#122 – Inside Our Industry – Has the New Age of Remote Work Made a Dent in Commute Times?Posted on
We have shared in past issues of Inside Our Industry about the increase in remote working due to the pandemic. While remote working is a great benefit to those that have a job conducive to it, the benefit to those who still have to drive to work is also evident by their decreased commute times. Following, in part, is a great article that looks at commute time across the country since 2020. Click on the link at the end for the full report, including several graphs and charts.
Has the New Age of Remote Work Made a Dent in Commute Times?
September 22, 2022 | Ioana Ginsac | CommercialCafe.com
Although remote work was not unheard of prior to the COVID-19 pandemic lockdowns, the ample wave that rose in 2020 continues to ripple through the national workscape. And, although there is still some debate regarding a fully flexible future of work, the movement has so far brought certain undeniable benefits: Whether it has to do with evolving energy costs, health concerns, or investing that time toward more issues of personal value, cutting down on at least some of the previous commute time has been highly appreciated.

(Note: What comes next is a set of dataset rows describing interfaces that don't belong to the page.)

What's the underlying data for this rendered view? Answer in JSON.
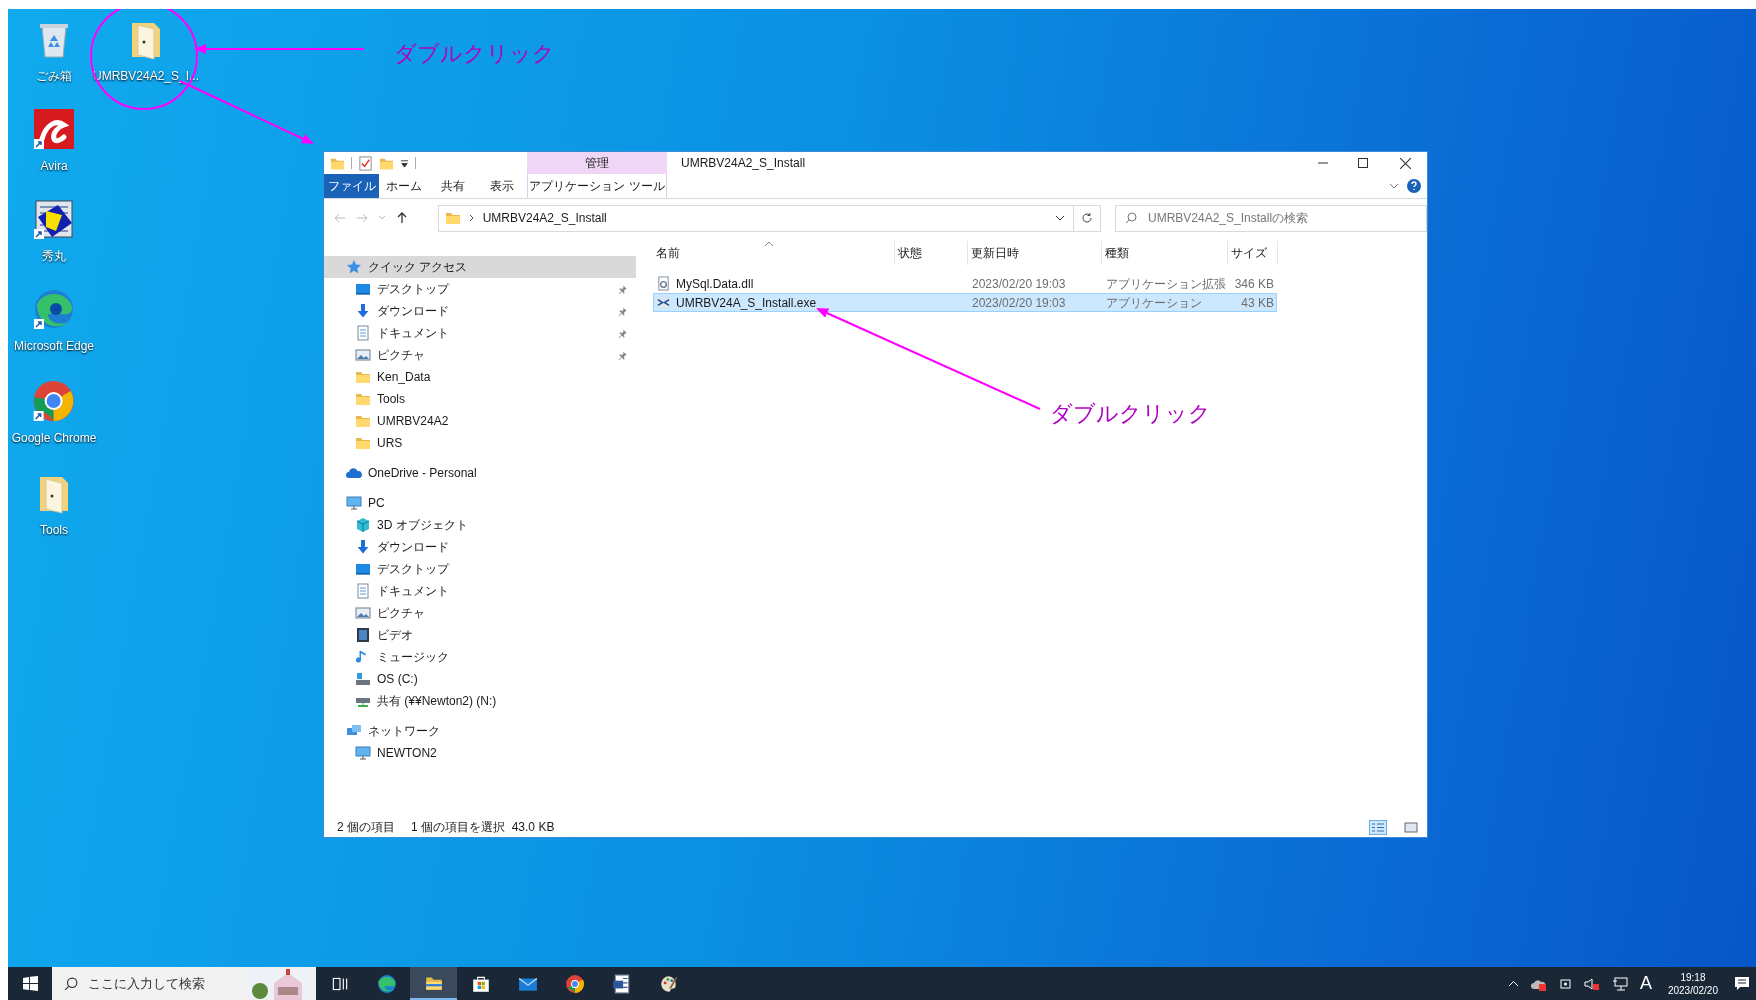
{
  "desktop": {
    "icons": [
      {
        "label": "ごみ箱",
        "kind": "recycle"
      },
      {
        "label": "UMRBV24A2_S_I...",
        "kind": "folder"
      },
      {
        "label": "Avira",
        "kind": "avira"
      },
      {
        "label": "秀丸",
        "kind": "hidemaru"
      },
      {
        "label": "Microsoft Edge",
        "kind": "edge"
      },
      {
        "label": "Google Chrome",
        "kind": "chrome"
      },
      {
        "label": "Tools",
        "kind": "folder"
      }
    ]
  },
  "annotations": [
    {
      "text": "ダブルクリック"
    },
    {
      "text": "ダブルクリック"
    }
  ],
  "explorer": {
    "title": "UMRBV24A2_S_Install",
    "context_header": "管理",
    "ribbon_tabs": [
      {
        "label": "ファイル",
        "kind": "file"
      },
      {
        "label": "ホーム",
        "kind": "tab"
      },
      {
        "label": "共有",
        "kind": "tab"
      },
      {
        "label": "表示",
        "kind": "tab"
      },
      {
        "label": "アプリケーション ツール",
        "kind": "context"
      }
    ],
    "address": {
      "path": "UMRBV24A2_S_Install"
    },
    "search": {
      "placeholder": "UMRBV24A2_S_Installの検索"
    },
    "nav": [
      {
        "label": "クイック アクセス",
        "kind": "star",
        "selected": true,
        "children": [
          {
            "label": "デスクトップ",
            "kind": "desktop",
            "pinned": true,
            "selected": false
          },
          {
            "label": "ダウンロード",
            "kind": "download",
            "pinned": true,
            "selected": false
          },
          {
            "label": "ドキュメント",
            "kind": "document",
            "pinned": true,
            "selected": false
          },
          {
            "label": "ピクチャ",
            "kind": "picture",
            "pinned": true,
            "selected": false
          },
          {
            "label": "Ken_Data",
            "kind": "folder",
            "pinned": false,
            "selected": false
          },
          {
            "label": "Tools",
            "kind": "folder",
            "pinned": false,
            "selected": false
          },
          {
            "label": "UMRBV24A2",
            "kind": "folder",
            "pinned": false,
            "selected": false
          },
          {
            "label": "URS",
            "kind": "folder",
            "pinned": false,
            "selected": false
          }
        ]
      },
      {
        "label": "OneDrive - Personal",
        "kind": "cloud",
        "selected": false
      },
      {
        "label": "PC",
        "kind": "pc",
        "selected": false,
        "children": [
          {
            "label": "3D オブジェクト",
            "kind": "cube",
            "pinned": false,
            "selected": false
          },
          {
            "label": "ダウンロード",
            "kind": "download",
            "pinned": false,
            "selected": false
          },
          {
            "label": "デスクトップ",
            "kind": "desktop",
            "pinned": false,
            "selected": false
          },
          {
            "label": "ドキュメント",
            "kind": "document",
            "pinned": false,
            "selected": false
          },
          {
            "label": "ピクチャ",
            "kind": "picture",
            "pinned": false,
            "selected": false
          },
          {
            "label": "ビデオ",
            "kind": "video",
            "pinned": false,
            "selected": false
          },
          {
            "label": "ミュージック",
            "kind": "music",
            "pinned": false,
            "selected": false
          },
          {
            "label": "OS (C:)",
            "kind": "drive",
            "pinned": false,
            "selected": false
          },
          {
            "label": "共有 (¥¥Newton2) (N:)",
            "kind": "netdrive",
            "pinned": false,
            "selected": false
          }
        ]
      },
      {
        "label": "ネットワーク",
        "kind": "network",
        "selected": false,
        "children": [
          {
            "label": "NEWTON2",
            "kind": "pc",
            "pinned": false,
            "selected": false
          }
        ]
      }
    ],
    "columns": [
      "名前",
      "状態",
      "更新日時",
      "種類",
      "サイズ"
    ],
    "files": [
      {
        "name": "MySql.Data.dll",
        "kind": "dll",
        "modified": "2023/02/20 19:03",
        "type": "アプリケーション拡張",
        "size": "346 KB",
        "selected": false
      },
      {
        "name": "UMRBV24A_S_Install.exe",
        "kind": "exe",
        "modified": "2023/02/20 19:03",
        "type": "アプリケーション",
        "size": "43 KB",
        "selected": true
      }
    ],
    "status_bar": {
      "item_count": "2 個の項目",
      "selection": "1 個の項目を選択  43.0 KB"
    }
  },
  "taskbar": {
    "search_placeholder": "ここに入力して検索",
    "apps": [
      {
        "kind": "taskview",
        "active": false
      },
      {
        "kind": "edge",
        "active": false
      },
      {
        "kind": "explorer",
        "active": true
      },
      {
        "kind": "store",
        "active": false
      },
      {
        "kind": "mail",
        "active": false
      },
      {
        "kind": "chrome",
        "active": false
      },
      {
        "kind": "word",
        "active": false
      },
      {
        "kind": "paint",
        "active": false
      }
    ],
    "ime": "A",
    "time": "19:18",
    "date": "2023/02/20"
  }
}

But, how much did things actually change? To find out if an increase in the number of remote workers has put a dent in commute times for those still traveling to work, we looked at the most recent U.S. Census data on how 2021 numbers compared to 2019.

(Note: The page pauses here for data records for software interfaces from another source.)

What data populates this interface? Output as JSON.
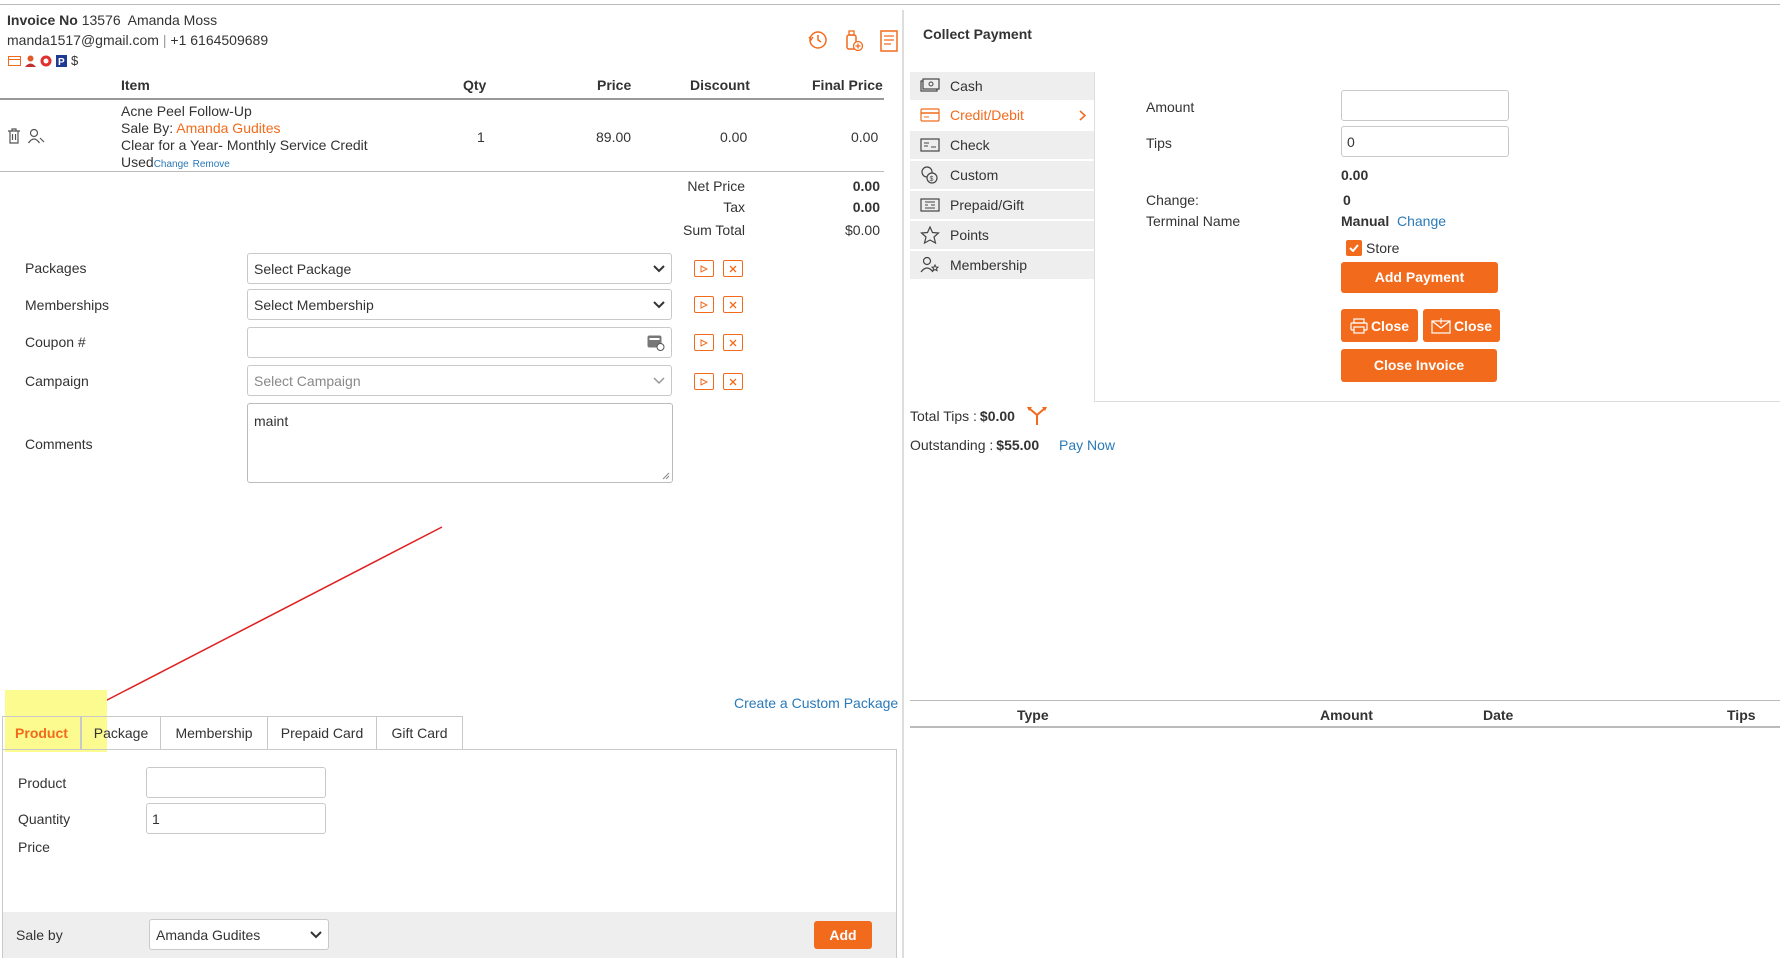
{
  "invoice": {
    "label": "Invoice No",
    "number": "13576",
    "customer": "Amanda Moss",
    "email": "manda1517@gmail.com",
    "separator": "|",
    "phone": "+1 6164509689",
    "dollar": "$"
  },
  "items_table": {
    "headers": [
      "Item",
      "Qty",
      "Price",
      "Discount",
      "Final Price"
    ],
    "rows": [
      {
        "name": "Acne Peel Follow-Up",
        "sale_by_label": "Sale By:",
        "sale_by": "Amanda Gudites",
        "desc": "Clear for a Year- Monthly Service Credit",
        "used": "Used",
        "change": "Change",
        "remove": "Remove",
        "qty": "1",
        "price": "89.00",
        "discount": "0.00",
        "final": "0.00"
      }
    ]
  },
  "totals": {
    "net_label": "Net Price",
    "net": "0.00",
    "tax_label": "Tax",
    "tax": "0.00",
    "sum_label": "Sum Total",
    "sum": "$0.00"
  },
  "form": {
    "packages_label": "Packages",
    "packages_value": "Select Package",
    "memberships_label": "Memberships",
    "memberships_value": "Select Membership",
    "coupon_label": "Coupon #",
    "coupon_value": "",
    "campaign_label": "Campaign",
    "campaign_value": "Select Campaign",
    "comments_label": "Comments",
    "comments_value": "maint"
  },
  "create_custom_package": "Create a Custom Package",
  "tabs": [
    "Product",
    "Package",
    "Membership",
    "Prepaid Card",
    "Gift Card"
  ],
  "product_form": {
    "product_label": "Product",
    "product_value": "",
    "quantity_label": "Quantity",
    "quantity_value": "1",
    "price_label": "Price"
  },
  "footer": {
    "sale_by_label": "Sale by",
    "sale_by_value": "Amanda Gudites",
    "add_label": "Add"
  },
  "payment": {
    "title": "Collect Payment",
    "methods": [
      "Cash",
      "Credit/Debit",
      "Check",
      "Custom",
      "Prepaid/Gift",
      "Points",
      "Membership"
    ],
    "amount_label": "Amount",
    "amount_value": "",
    "tips_label": "Tips",
    "tips_value": "0",
    "subtotal": "0.00",
    "change_label": "Change:",
    "change_value": "0",
    "terminal_label": "Terminal Name",
    "terminal_value": "Manual",
    "terminal_change": "Change",
    "store_label": "Store",
    "add_payment": "Add Payment",
    "close_print": "Close",
    "close_email": "Close",
    "close_invoice": "Close Invoice",
    "total_tips_label": "Total Tips :",
    "total_tips_value": "$0.00",
    "outstanding_label": "Outstanding :",
    "outstanding_value": "$55.00",
    "pay_now": "Pay Now"
  },
  "payments_table": {
    "headers": [
      "Type",
      "Amount",
      "Date",
      "Tips"
    ]
  },
  "colors": {
    "accent": "#f26b1d",
    "link": "#2a7ab9",
    "highlight": "#fbfb8f",
    "arrow": "#e02020"
  }
}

In 2019, Americans spent an average of 55.2 minutes per day on a round-trip commute (27.2 minutes each way). Two years later in 2021, Census survey data revealed that the same commute time had dropped to 51.2 minutes (or 25.6 minutes each way) — a 7% decrease in the national average, which added up to roughly 17 hours in commute time saved per year.
Meanwhile, the remote workforce increased 12 percentage points (ppt) — from nearly 6% in 2019 to just below 18% of the national workforce in 2021. In plain numbers, we estimated that, in 2019, there were nearly 9 million workers aged 16 years and older who were doing their jobs outside of a centralized workplace. For comparison, in 2021, that portion of the workforce increased to roughly 27.6 million workers. As a result, there were about 18.6 million fewer commuters across the country last year.